points out, it is quite likely that the significance of the word "tips" is not derived from the phrase "to insure proper service" - it's etymology
most likely lies in a more mundane explanation:
With reference to Webster 1913's entry, the phrase "to tip the wink" uses the word "tip" to mean "to give". Along the same lines, a commonly used phrase in Britain was "to tip up" for something, such as a round of drinks for example.
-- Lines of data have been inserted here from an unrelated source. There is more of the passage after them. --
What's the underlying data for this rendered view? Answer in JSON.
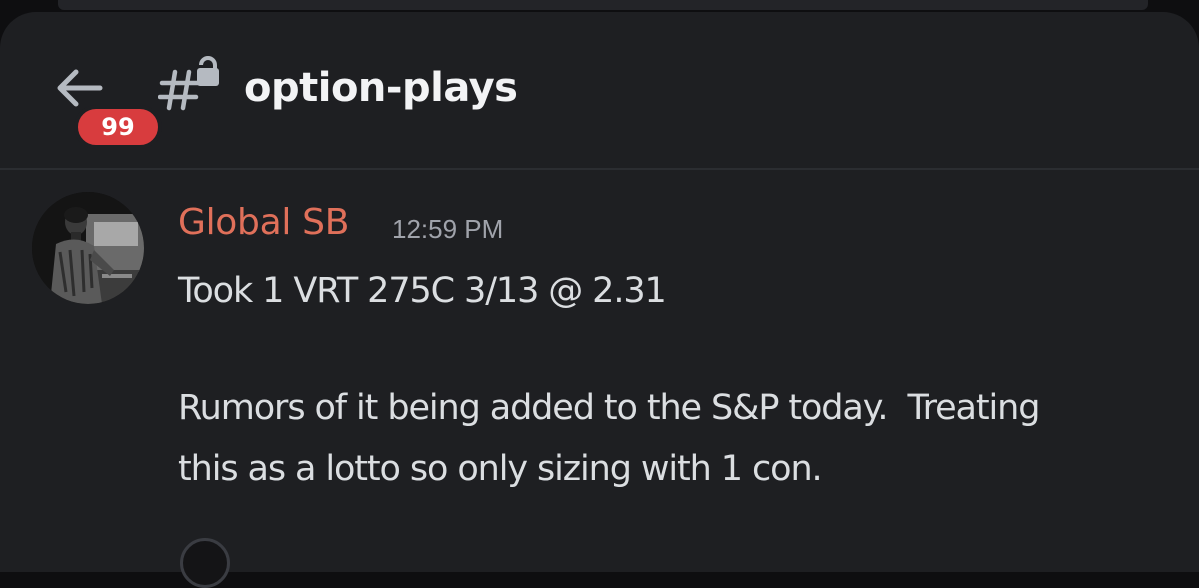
{
  "header": {
    "back_label": "Back",
    "unread_badge": "99",
    "channel_name": "option-plays"
  },
  "message": {
    "author": "Global SB",
    "timestamp": "12:59 PM",
    "lines": [
      "Took 1 VRT 275C 3/13 @ 2.31",
      "Rumors of it being added to the S&P today.  Treating",
      "this as a lotto so only sizing with 1 con."
    ]
  },
  "colors": {
    "background": "#1e1f22",
    "author": "#e0705a",
    "badge": "#d83c3e",
    "text": "#dbdee1",
    "muted": "#a0a3ab"
  }
}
This also means "to give" or "to pay".
It is believed that the use of the English word "tip" to mean "gift" is derived from the Latin word stipis, which means "gift".